Archives of Internal Medicine. June 14, 2010; 170 (11): 96-9.

Naturally Gluten-Free Grains May Be Cross-Contaminated

A Polish team from the Instytut Zywnosci in Warsaw analyzed 22 gluten-free products and 19 naturally gluten-free grains and flours, for gluten content. Gluten content in the products ranged from 5.19 to 57.16 mg/kg. In the inherently gluten-free grains and flours, no gluten was detected in rice and buckwheat samples, but was detected in rice flakes (7.05 mg/kg) in pearl millet (27.51 mg/kg) and in oats (>100 mg/kg). ?(Poland)
Rocz Panstw Zaki Hig. 2010; 61(1):51-5. ??

Meanwhile, in the U.S., Tricia Thompson, MS, RD, a nutrition consultant specializing in gluten-free diets, arranged for gluten-testing of 22 retail samples of inherently gluten-free grains, seeds, and flours. She found contamination of 20 to 2925 ppm in seven of 22 samples, putting them over the proposed FDA limit of 20 ppm, with lower levels in some others. Both articles point to the importance of gluten-free certification even on foods that are naturally gluten-free, such as millet.?(USA)
Journal of the American Dietetic Association. June 2010; 110(6):937-40.

Sprouted Risotto

This recipe combines the health of sprouted brown rice with the creaminess of a good risotto. If you thought you could only make good risotto from white rice, this is the recipe to try.

Sprouted Rice Shrimp Stir Fry

Sprouted Sweet Brown Rice perfectly complements this easy stir fry. Coconut oil adds extra flavor depth, but you can substitute any other neutral vegetable oil.

Brown Rice Cuts Diabetes Risk

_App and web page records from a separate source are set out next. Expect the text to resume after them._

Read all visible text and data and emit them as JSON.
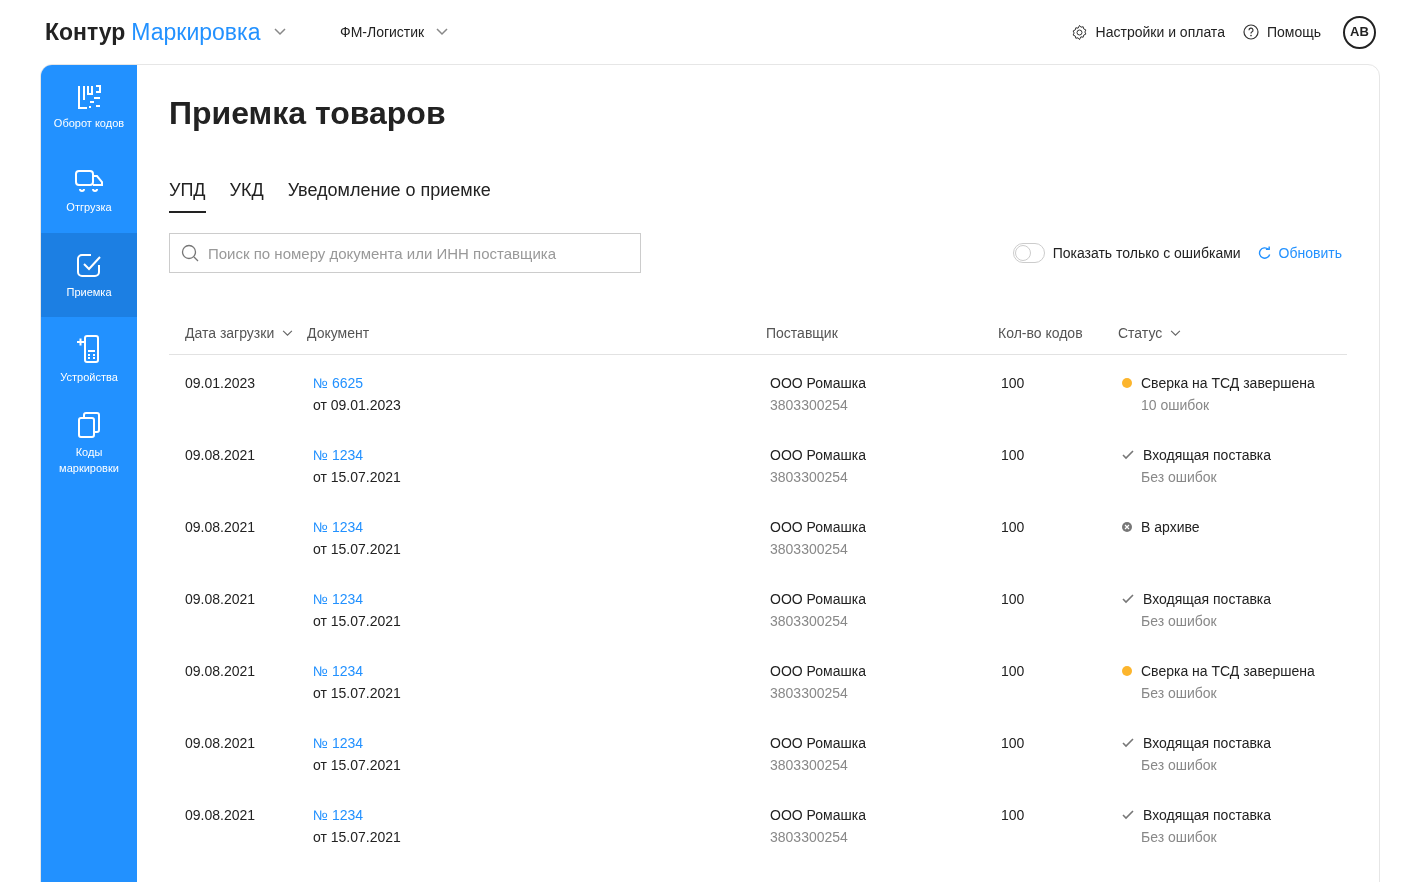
{
  "header": {
    "logo_brand": "Контур",
    "logo_product": "Маркировка",
    "organization": "ФМ-Логистик",
    "settings": "Настройки и оплата",
    "help": "Помощь",
    "avatar": "AB"
  },
  "sidebar": {
    "items": [
      {
        "kind": "codes",
        "label": "Оборот кодов",
        "selected": false
      },
      {
        "kind": "shipping",
        "label": "Отгрузка",
        "selected": false
      },
      {
        "kind": "receiving",
        "label": "Приемка",
        "selected": true
      },
      {
        "kind": "devices",
        "label": "Устройства",
        "selected": false
      },
      {
        "kind": "marks",
        "label": "Коды маркировки",
        "selected": false
      }
    ]
  },
  "page": {
    "title": "Приемка товаров"
  },
  "tabs": [
    {
      "label": "УПД",
      "selected": true
    },
    {
      "label": "УКД",
      "selected": false
    },
    {
      "label": "Уведомление о приемке",
      "selected": false
    }
  ],
  "search": {
    "placeholder": "Поиск по номеру документа или ИНН поставщика"
  },
  "errors_toggle": {
    "label": "Показать только с ошибками",
    "on": false
  },
  "refresh": "Обновить",
  "table": {
    "columns": [
      {
        "label": "Дата загрузки",
        "sortable": true
      },
      {
        "label": "Документ",
        "sortable": false
      },
      {
        "label": "Поставщик",
        "sortable": false
      },
      {
        "label": "Кол-во кодов",
        "sortable": false
      },
      {
        "label": "Статус",
        "sortable": true
      }
    ],
    "rows": [
      {
        "date": "09.01.2023",
        "doc_number": "№ 6625",
        "doc_date": "от 09.01.2023",
        "supplier": "ООО Ромашка",
        "inn": "3803300254",
        "count": "100",
        "status": {
          "kind": "dot",
          "color": "#fcb52d",
          "label": "Сверка на ТСД завершена",
          "note": "10 ошибок"
        }
      },
      {
        "date": "09.08.2021",
        "doc_number": "№ 1234",
        "doc_date": "от 15.07.2021",
        "supplier": "ООО Ромашка",
        "inn": "3803300254",
        "count": "100",
        "status": {
          "kind": "incoming",
          "label": "Входящая поставка",
          "note": "Без ошибок"
        }
      },
      {
        "date": "09.08.2021",
        "doc_number": "№ 1234",
        "doc_date": "от 15.07.2021",
        "supplier": "ООО Ромашка",
        "inn": "3803300254",
        "count": "100",
        "status": {
          "kind": "archive",
          "label": "В архиве"
        }
      },
      {
        "date": "09.08.2021",
        "doc_number": "№ 1234",
        "doc_date": "от 15.07.2021",
        "supplier": "ООО Ромашка",
        "inn": "3803300254",
        "count": "100",
        "status": {
          "kind": "incoming",
          "label": "Входящая поставка",
          "note": "Без ошибок"
        }
      },
      {
        "date": "09.08.2021",
        "doc_number": "№ 1234",
        "doc_date": "от 15.07.2021",
        "supplier": "ООО Ромашка",
        "inn": "3803300254",
        "count": "100",
        "status": {
          "kind": "dot",
          "color": "#fcb52d",
          "label": "Сверка на ТСД завершена",
          "note": "Без ошибок"
        }
      },
      {
        "date": "09.08.2021",
        "doc_number": "№ 1234",
        "doc_date": "от 15.07.2021",
        "supplier": "ООО Ромашка",
        "inn": "3803300254",
        "count": "100",
        "status": {
          "kind": "incoming",
          "label": "Входящая поставка",
          "note": "Без ошибок"
        }
      },
      {
        "date": "09.08.2021",
        "doc_number": "№ 1234",
        "doc_date": "от 15.07.2021",
        "supplier": "ООО Ромашка",
        "inn": "3803300254",
        "count": "100",
        "status": {
          "kind": "incoming",
          "label": "Входящая поставка",
          "note": "Без ошибок"
        }
      }
    ]
  }
}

For several years, researchers in Boston followed 39,765 men and 157,463 women with no history of type 2 diabetes. During a cumulative 3,318,196 person-years of follow-up, 10,507 people developed type 2 diabetes. After adjusting for age and other factors, the study found that those who ate two or more servings of brown rice per week had an 11 percent lower risk of diabetes compared to those who ate brown rice less than once a month. Conversely, those eating white rice five or more times per week increased the risk of type 2 diabetes by 17 percent. Researchers recommended replacing white rice in the diet with brown rice – or, even better, with a variety of whole grains.
Presented at the American Heart Association’s Nutrition, Physical Activity and Metabolism conference, March 3, 2010.

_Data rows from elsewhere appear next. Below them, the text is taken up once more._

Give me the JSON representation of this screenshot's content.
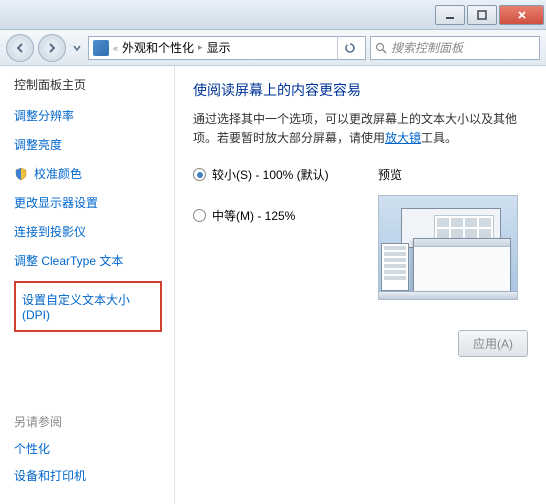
{
  "breadcrumb": {
    "level1": "外观和个性化",
    "level2": "显示"
  },
  "search": {
    "placeholder": "搜索控制面板"
  },
  "sidebar": {
    "home": "控制面板主页",
    "items": [
      {
        "label": "调整分辨率"
      },
      {
        "label": "调整亮度"
      },
      {
        "label": "校准颜色",
        "shield": true
      },
      {
        "label": "更改显示器设置"
      },
      {
        "label": "连接到投影仪"
      },
      {
        "label": "调整 ClearType 文本"
      },
      {
        "label": "设置自定义文本大小(DPI)",
        "highlighted": true
      }
    ],
    "footer_title": "另请参阅",
    "footer_links": [
      "个性化",
      "设备和打印机"
    ]
  },
  "main": {
    "title": "使阅读屏幕上的内容更容易",
    "desc_before": "通过选择其中一个选项，可以更改屏幕上的文本大小以及其他项。若要暂时放大部分屏幕，请使用",
    "desc_link": "放大镜",
    "desc_after": "工具。",
    "options": [
      {
        "label": "较小(S) - 100% (默认)",
        "checked": true
      },
      {
        "label": "中等(M) - 125%",
        "checked": false
      }
    ],
    "preview_label": "预览",
    "apply": "应用(A)"
  }
}
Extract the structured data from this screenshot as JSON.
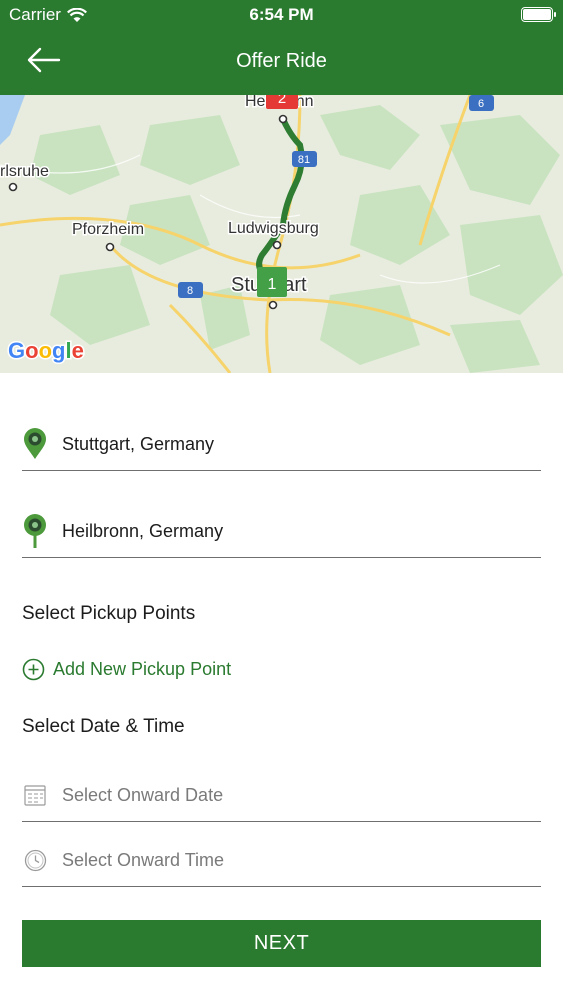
{
  "status_bar": {
    "carrier": "Carrier",
    "time": "6:54 PM"
  },
  "header": {
    "title": "Offer Ride",
    "accent_color": "#2a7a2f"
  },
  "map": {
    "places": [
      "Heilbronn",
      "rlsruhe",
      "Pforzheim",
      "Ludwigsburg",
      "Stuttgart"
    ],
    "road_badges": [
      "6",
      "81",
      "8"
    ],
    "markers": [
      "2",
      "1"
    ],
    "logo": "Google"
  },
  "route": {
    "from": "Stuttgart, Germany",
    "to": "Heilbronn, Germany"
  },
  "pickup": {
    "section_title": "Select Pickup Points",
    "add_label": "Add New Pickup Point"
  },
  "datetime": {
    "section_title": "Select Date & Time",
    "date_placeholder": "Select Onward Date",
    "time_placeholder": "Select Onward Time"
  },
  "next_label": "NEXT"
}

Multigrain Energy Bars

This bar is packed with whole grains and sweetened only with honey and naturally-occurring fruit sugars. The smooth flavor balance of peanuts, almonds, mildly tart fruit, and toasted oats isn’t overly sweet, but is sweet enough for a child to enjoy.

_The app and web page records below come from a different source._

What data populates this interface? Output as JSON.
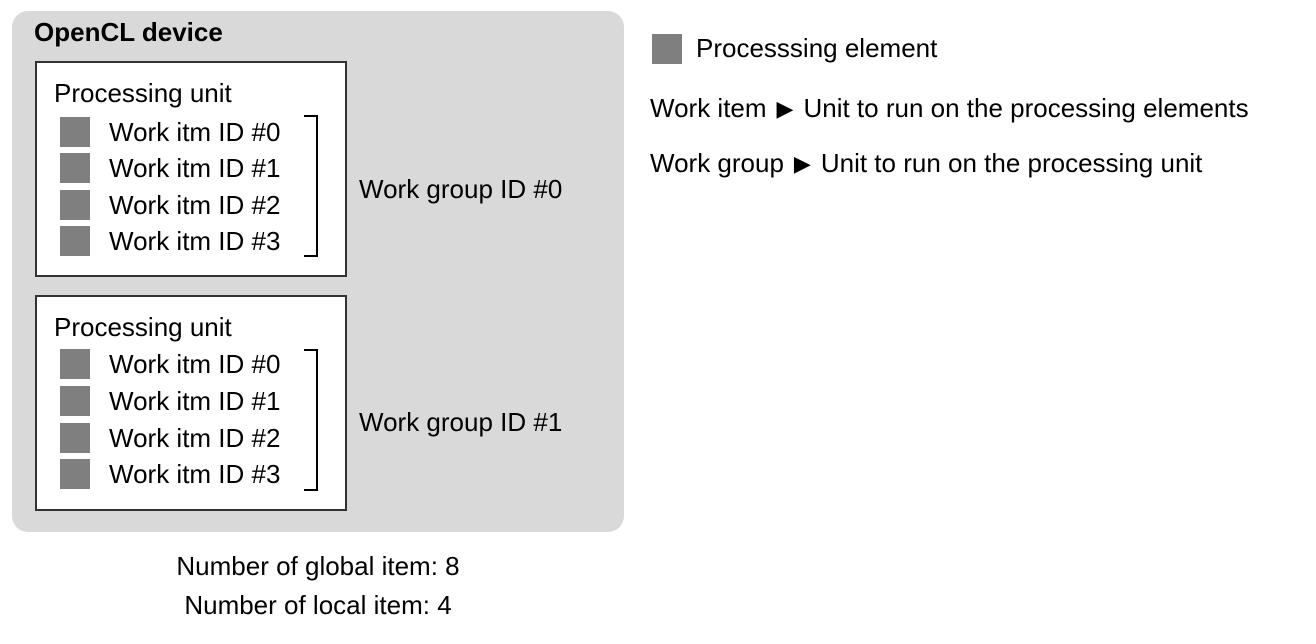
{
  "device": {
    "title": "OpenCL device"
  },
  "units": [
    {
      "label": "Processing unit",
      "items": [
        "Work itm ID #0",
        "Work itm ID #1",
        "Work itm ID #2",
        "Work itm ID #3"
      ],
      "group": "Work group ID #0"
    },
    {
      "label": "Processing unit",
      "items": [
        "Work itm ID #0",
        "Work itm ID #1",
        "Work itm ID #2",
        "Work itm ID #3"
      ],
      "group": "Work group ID #1"
    }
  ],
  "legend": {
    "processing_element": "Processsing element",
    "work_item_term": "Work item",
    "work_item_desc": "Unit to run on the processing elements",
    "work_group_term": "Work group",
    "work_group_desc": "Unit to run on the processing unit",
    "arrow_glyph": "▶"
  },
  "counts": {
    "global": "Number of global item: 8",
    "local": "Number of local item: 4"
  },
  "colors": {
    "device_bg": "#d9d9d9",
    "processing_element": "#7f7f7f"
  }
}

Coconut Almond Granola Bars

This nutty, crunchy, multigrain granola bar is packed with nutrients and sweetened only with honey.  The coconut flavor is intensified by the use of coconut oil, which research now shows may have health advantages over other saturated fats.

Whole Grains Cranberries Squash Pecans

This savory side dish pairs especially well with poultry, pork or wild game. Quantities are scaled for restaurant and foodservice use.

Wild Rice Stuffed Portobello

Excellent with a green salad for lunch, or use smaller portabellas and serve as an appetizer. Skip the pancetta, if you prefer a great vegetarian dish.

Sorghum May Protect Against Diabetes and Insulin Resistance

Advanced glycation endproducts (AGEs) are increasingly implicated in the complications of diabetes. A study from the University of Georgia Neutraceutical Research Libraries showed that sorghum brans with a high phenolic content and high anti-oxidant properties inhibit protein glycation, whereas wheat, rice or oat bran, and low-phenolic sorghum bran did not. These results suggest that “certain varieties of  sorghum bran may affect critical biological processes that are important in diabetes and insulin resistance.”
Phytotherapy Research. 2008 Aug;22(8):1052-6

Pages

Subscribe to Rice